List of Early Voting States in America

Line of Black voters waiting outside of Bethel Missionary Baptist Church to vote
Black voters can be seen lined up outside of Bethel Missionary Baptist Church in Birmingham, Alabama to vote in the 2008 general election, the first presidential election featuring a Black nominee.

Mario Tama / Getty Images

Early voting allows voters to cast their ballots before Election Day. As of September 2020, this practice is legal in 43 states and the District of Columbia, including five all-mail voting states that allow ballots to be delivered before Election Day (see full list below). Voters in most states that allow early voting do not need to provide a reason to exercise their right to vote.

Six states—New Hampshire, Connecticut, South Carolina, Mississippi, Kentucky, and Missouri—do not allow in-person early voting. Delaware will allow early voting starting in 2022.

Reasons for Early Voting

Early voting makes it more convenient for Americans who may not be able to make it to their polling places on Election Day, which is always a Tuesday, to cast their ballots. The practice is also designed to increase voter participation and reduce problems such as overcrowding at polling places.

Criticism of Early Voting

Some political analysts and pundits do not like the idea of early voting because it allows voters to cast their votes before they have all the necessary information about the candidates running for office. 

There is also evidence that turnout is slightly lower in states that allow early voting. Barry C. Burden and Kenneth R. Mayer, professors of political science at the University of Wisconsin-Madison, wrote in The New York Times in 2010 that early voting "dilutes the intensity of Election Day."
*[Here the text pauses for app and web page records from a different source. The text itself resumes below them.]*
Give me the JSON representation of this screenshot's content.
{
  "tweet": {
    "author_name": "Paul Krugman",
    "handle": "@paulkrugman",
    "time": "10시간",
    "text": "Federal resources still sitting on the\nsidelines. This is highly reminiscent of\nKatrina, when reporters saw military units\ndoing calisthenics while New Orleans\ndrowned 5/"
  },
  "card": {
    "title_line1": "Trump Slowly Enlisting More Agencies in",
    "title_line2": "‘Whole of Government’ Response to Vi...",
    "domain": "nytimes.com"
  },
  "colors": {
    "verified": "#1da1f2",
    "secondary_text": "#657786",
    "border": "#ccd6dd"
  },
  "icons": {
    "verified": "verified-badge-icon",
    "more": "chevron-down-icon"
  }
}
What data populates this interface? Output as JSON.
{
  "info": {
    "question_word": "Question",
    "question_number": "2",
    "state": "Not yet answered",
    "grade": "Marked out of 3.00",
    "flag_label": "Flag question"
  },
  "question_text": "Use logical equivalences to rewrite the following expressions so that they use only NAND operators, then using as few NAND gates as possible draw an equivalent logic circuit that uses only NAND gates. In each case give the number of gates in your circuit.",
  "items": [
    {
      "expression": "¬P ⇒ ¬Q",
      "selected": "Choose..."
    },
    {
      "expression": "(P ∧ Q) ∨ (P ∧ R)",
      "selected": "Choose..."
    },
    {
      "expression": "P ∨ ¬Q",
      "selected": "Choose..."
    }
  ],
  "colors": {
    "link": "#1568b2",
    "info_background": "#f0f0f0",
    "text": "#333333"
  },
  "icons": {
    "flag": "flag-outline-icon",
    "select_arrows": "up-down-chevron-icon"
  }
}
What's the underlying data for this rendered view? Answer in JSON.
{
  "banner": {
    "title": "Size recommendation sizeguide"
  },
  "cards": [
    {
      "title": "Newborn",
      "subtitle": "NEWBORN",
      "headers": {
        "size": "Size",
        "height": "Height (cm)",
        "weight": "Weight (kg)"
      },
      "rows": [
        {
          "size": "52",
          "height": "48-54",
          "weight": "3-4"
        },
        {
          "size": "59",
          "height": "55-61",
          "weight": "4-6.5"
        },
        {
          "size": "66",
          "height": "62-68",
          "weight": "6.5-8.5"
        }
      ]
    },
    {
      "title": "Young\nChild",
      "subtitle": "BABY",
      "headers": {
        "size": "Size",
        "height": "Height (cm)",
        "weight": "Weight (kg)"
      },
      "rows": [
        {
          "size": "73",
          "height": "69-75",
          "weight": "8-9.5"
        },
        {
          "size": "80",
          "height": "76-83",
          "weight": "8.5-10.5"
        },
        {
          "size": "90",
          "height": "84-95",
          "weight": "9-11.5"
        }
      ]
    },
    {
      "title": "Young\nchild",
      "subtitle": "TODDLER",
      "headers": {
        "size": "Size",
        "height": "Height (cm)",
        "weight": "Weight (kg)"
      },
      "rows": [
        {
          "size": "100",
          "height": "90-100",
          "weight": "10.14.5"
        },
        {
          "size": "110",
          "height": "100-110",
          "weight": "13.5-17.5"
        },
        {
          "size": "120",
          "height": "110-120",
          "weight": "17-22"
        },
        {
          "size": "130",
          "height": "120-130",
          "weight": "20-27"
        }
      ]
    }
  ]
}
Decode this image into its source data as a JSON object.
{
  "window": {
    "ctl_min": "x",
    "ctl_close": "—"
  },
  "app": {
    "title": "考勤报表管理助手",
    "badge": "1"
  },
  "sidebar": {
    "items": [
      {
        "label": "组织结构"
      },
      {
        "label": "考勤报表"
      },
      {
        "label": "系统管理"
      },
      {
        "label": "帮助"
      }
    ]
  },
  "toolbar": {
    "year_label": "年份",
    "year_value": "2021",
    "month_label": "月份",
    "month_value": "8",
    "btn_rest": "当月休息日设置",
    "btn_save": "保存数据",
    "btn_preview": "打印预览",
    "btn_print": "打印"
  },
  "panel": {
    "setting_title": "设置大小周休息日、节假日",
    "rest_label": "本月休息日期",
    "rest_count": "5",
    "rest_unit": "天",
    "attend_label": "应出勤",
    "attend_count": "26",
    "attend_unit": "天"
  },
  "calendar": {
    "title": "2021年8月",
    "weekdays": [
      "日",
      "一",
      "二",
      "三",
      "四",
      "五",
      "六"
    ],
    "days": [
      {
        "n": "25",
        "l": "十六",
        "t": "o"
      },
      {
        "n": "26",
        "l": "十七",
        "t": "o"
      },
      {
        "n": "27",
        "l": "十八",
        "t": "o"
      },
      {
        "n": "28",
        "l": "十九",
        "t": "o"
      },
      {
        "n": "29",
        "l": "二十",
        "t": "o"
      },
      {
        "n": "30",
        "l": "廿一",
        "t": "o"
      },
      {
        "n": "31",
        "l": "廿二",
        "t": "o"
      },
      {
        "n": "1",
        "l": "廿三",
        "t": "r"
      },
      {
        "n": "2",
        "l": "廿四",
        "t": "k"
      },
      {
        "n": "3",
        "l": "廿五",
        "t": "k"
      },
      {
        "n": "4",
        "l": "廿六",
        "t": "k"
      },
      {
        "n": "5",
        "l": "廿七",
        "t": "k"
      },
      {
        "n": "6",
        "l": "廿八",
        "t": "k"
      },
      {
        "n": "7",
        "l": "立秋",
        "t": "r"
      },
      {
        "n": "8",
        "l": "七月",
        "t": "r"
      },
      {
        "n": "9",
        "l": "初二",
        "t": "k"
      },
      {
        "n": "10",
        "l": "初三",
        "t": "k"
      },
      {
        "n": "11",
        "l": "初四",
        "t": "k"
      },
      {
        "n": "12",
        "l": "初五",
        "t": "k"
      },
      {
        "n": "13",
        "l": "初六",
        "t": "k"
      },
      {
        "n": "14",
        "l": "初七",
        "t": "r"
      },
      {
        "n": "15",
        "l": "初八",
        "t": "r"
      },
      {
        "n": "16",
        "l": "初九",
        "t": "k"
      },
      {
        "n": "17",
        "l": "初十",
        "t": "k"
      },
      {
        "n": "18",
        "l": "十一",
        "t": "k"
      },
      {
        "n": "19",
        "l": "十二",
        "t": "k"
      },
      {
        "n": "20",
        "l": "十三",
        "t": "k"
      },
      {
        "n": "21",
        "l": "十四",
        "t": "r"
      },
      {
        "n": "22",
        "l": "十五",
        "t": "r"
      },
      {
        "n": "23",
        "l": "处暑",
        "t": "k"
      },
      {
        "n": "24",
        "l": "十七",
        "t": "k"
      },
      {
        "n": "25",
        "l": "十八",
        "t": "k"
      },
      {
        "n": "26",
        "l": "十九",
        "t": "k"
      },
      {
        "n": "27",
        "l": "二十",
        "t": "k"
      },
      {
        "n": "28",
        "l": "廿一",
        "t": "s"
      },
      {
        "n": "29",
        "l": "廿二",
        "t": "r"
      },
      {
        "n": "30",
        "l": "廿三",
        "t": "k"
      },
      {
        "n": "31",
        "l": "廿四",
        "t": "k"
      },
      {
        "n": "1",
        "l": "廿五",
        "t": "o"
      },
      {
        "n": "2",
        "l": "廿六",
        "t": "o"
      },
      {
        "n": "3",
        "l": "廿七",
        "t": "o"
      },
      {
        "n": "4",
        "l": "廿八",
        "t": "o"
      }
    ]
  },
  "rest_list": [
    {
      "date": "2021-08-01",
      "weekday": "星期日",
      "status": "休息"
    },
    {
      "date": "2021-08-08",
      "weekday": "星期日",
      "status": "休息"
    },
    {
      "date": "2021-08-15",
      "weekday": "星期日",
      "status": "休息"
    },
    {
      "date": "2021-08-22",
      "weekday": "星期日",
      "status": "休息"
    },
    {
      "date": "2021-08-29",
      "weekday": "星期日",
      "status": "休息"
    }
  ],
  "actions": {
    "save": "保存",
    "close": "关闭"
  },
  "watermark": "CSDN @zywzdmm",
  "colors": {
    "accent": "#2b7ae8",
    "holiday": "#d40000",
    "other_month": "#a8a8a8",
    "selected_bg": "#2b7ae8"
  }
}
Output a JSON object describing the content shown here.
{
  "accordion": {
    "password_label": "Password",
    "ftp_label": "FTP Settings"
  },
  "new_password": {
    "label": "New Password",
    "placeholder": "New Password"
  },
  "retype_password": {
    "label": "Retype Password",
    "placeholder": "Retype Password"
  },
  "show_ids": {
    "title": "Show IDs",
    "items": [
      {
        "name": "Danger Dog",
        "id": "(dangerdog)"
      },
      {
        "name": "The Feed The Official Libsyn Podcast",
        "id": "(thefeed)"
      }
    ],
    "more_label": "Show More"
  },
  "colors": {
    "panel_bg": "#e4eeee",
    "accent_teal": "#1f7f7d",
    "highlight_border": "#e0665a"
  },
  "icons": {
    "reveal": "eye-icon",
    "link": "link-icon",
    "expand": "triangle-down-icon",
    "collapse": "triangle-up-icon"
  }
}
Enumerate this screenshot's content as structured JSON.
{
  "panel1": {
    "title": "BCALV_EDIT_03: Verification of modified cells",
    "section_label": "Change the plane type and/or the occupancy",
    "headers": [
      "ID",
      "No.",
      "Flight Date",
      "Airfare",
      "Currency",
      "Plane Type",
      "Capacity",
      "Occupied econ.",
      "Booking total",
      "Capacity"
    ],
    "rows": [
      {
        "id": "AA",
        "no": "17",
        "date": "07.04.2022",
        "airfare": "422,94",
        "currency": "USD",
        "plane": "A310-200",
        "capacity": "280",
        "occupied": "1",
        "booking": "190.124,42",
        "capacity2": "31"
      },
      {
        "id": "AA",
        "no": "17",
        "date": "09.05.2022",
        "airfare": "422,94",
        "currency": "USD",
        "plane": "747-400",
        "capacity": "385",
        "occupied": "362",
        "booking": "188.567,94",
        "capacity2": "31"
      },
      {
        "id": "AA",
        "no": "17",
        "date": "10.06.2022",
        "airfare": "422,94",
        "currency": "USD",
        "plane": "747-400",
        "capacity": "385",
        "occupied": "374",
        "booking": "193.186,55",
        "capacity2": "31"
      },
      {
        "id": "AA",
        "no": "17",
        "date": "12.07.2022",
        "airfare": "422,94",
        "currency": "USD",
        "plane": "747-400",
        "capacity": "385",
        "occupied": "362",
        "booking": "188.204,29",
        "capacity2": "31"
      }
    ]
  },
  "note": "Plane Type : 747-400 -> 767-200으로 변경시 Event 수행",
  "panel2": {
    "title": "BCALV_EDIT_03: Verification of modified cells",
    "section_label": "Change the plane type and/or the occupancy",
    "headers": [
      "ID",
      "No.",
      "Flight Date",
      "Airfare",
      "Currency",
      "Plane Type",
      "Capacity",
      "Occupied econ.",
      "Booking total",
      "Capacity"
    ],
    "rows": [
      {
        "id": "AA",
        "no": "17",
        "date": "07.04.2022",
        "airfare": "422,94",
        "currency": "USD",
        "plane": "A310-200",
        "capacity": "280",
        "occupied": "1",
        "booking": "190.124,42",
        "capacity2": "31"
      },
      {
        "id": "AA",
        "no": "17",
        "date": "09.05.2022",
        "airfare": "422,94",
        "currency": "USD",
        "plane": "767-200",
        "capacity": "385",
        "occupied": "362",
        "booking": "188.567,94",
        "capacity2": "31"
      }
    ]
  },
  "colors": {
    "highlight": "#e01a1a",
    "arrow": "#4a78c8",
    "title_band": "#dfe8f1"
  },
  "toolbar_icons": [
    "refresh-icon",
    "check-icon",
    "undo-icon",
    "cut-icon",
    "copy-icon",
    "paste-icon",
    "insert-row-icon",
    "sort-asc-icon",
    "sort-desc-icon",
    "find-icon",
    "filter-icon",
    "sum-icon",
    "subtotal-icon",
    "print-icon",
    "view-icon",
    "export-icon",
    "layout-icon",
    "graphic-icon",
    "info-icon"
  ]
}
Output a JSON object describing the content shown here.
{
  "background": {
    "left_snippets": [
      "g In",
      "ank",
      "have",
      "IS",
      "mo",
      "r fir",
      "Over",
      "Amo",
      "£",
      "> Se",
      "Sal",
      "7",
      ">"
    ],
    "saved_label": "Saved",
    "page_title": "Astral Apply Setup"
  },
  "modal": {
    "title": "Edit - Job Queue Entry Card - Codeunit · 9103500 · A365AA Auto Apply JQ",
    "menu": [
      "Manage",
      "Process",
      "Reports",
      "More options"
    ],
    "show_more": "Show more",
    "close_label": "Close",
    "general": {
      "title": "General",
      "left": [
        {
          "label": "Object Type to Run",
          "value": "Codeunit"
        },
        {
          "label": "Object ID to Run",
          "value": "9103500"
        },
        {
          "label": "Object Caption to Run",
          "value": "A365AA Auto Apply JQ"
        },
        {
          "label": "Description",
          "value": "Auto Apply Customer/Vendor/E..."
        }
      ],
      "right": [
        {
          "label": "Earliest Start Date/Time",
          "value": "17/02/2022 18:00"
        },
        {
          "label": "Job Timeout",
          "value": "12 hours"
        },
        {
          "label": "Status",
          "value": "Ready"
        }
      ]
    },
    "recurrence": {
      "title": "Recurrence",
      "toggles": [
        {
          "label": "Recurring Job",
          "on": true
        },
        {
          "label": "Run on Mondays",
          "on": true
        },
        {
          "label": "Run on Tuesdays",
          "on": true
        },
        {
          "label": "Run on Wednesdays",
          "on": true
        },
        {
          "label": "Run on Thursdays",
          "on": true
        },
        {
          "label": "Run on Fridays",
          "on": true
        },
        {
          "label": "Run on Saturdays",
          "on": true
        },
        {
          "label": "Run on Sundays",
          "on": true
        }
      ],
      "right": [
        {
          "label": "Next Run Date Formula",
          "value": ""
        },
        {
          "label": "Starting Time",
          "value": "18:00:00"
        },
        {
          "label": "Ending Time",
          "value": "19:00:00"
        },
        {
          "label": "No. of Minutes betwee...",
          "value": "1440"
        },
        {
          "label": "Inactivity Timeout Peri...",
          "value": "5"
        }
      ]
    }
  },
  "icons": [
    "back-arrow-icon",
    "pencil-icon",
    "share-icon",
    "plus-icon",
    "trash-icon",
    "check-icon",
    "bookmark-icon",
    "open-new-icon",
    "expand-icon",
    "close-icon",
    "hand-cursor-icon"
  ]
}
"When a large share of votes is cast well in advance of the first Tuesday in November, campaigns begin to scale back their late efforts. The parties run fewer ads and shift workers to more competitive states. Get-out-the-vote efforts in particular become much less efficient when so many people have already voted."
"When Election Day is merely the end of a long voting period, it lacks the sort of civic stimulation that used to be provided by local news media coverage and discussion around the water cooler. Fewer co-workers will be sporting 'I voted' stickers on their lapels on Election Day. Studies have shown that these informal interactions have a strong effect on turnout, as they generate social pressure. With significant early voting, Election Day can become a kind of afterthought, simply the last day of a drawn-out slog."

How Early Voting Works

Voters who choose to cast their ballots before Election Day in one of the states that allow early voting can do so as far as 45 days or as few as four days in advance of the November election. Early voting may end several days before or the day before Election Day.

Early voting often takes place at county elections offices but is also permitted in some states at schools and libraries.

States That Allow Early Voting

In the United States, 38 states and the District of Columbia allow in-person early voting, according to National Conference of State Legislatures (NCSL) data.

The states that allow in-person early voting are:

  • Alabama
  • Alaska
  • Arizona
  • Arkansas
  • California
  • Florida
  • Georgia
  • Idaho
  • Illinois
  • Indiana
  • Iowa
  • Kansas
  • Louisiana
  • Maine
  • Maryland
  • Massachusetts
  • Michigan
  • Minnesota
  • Montana
  • Nebraska
  • Nevada
  • New Jersey
  • New Mexico
  • New York
  • North Carolina
  • North Dakota
  • Ohio
  • Oklahoma
  • Pennsylvania
  • Rhode Island
  • South Dakota
  • Tennessee
  • Texas
  • Vermont
  • Virginia
  • West Virginia
  • Wisconsin
  • Wyoming

States With All-Mail Voting

As of 2020, there are five states that conduct all-mail voting and allow ballots to be turned in before Election Day:

  • Colorado
  • Hawaii
  • Oregon
  • Utah
  • Washington

States That Don't Allow Early Voting

The following seven states do not allow in-person early voting as of 2020 (though approved absentee ballots may be delivered before Election Day), according to the NCSL:

  • Connecticut
  • Delaware*
  • Kentucky
  • Mississippi
  • Missouri
  • New Hampshire
  • South Carolina

*Delaware has plans to enact early voting in 2022.

View Article Sources
  1. "State Laws Governing Early Voting." National Conference of State Legislatures.

  2. Von Spakovsky, Hans. "The Costs of Early Voting." Election Integrity. The Heritage Foundation, 3 Oct. 2017.

  3. Schaefer, David Lewis. "The Case Against Early Voting." National Review, 19 Nov. 2008.

  4. Burden, Barry C., and Kenneth R. Mayer. "Voting Early, but Not So Often." The New York Times, 24 Oct. 2010.